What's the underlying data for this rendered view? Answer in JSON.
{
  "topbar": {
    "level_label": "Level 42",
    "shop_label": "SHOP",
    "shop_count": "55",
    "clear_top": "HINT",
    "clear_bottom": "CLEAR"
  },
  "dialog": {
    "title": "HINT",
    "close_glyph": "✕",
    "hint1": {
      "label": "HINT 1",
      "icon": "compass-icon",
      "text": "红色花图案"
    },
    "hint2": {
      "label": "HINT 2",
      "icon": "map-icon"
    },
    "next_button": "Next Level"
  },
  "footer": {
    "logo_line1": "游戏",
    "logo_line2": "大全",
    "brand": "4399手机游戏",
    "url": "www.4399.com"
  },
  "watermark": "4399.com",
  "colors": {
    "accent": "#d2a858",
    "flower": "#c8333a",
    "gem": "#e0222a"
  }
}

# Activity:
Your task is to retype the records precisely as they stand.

# Written solution:
What's the underlying data for this rendered view? Answer in JSON.
{
  "topbar": {
    "level_label": "Level 42",
    "shop_label": "SHOP",
    "shop_count": "55",
    "clear_top": "HINT",
    "clear_bottom": "CLEAR"
  },
  "dialog": {
    "title": "HINT",
    "close_glyph": "✕",
    "hint1": {
      "label": "HINT 1",
      "icon": "compass-icon",
      "text": "红色花图案"
    },
    "hint2": {
      "label": "HINT 2",
      "icon": "map-icon"
    },
    "next_button": "Next Level"
  },
  "footer": {
    "logo_line1": "游戏",
    "logo_line2": "大全",
    "brand": "4399手机游戏",
    "url": "www.4399.com"
  },
  "watermark": "4399.com",
  "colors": {
    "accent": "#d2a858",
    "flower": "#c8333a",
    "gem": "#e0222a"
  }
}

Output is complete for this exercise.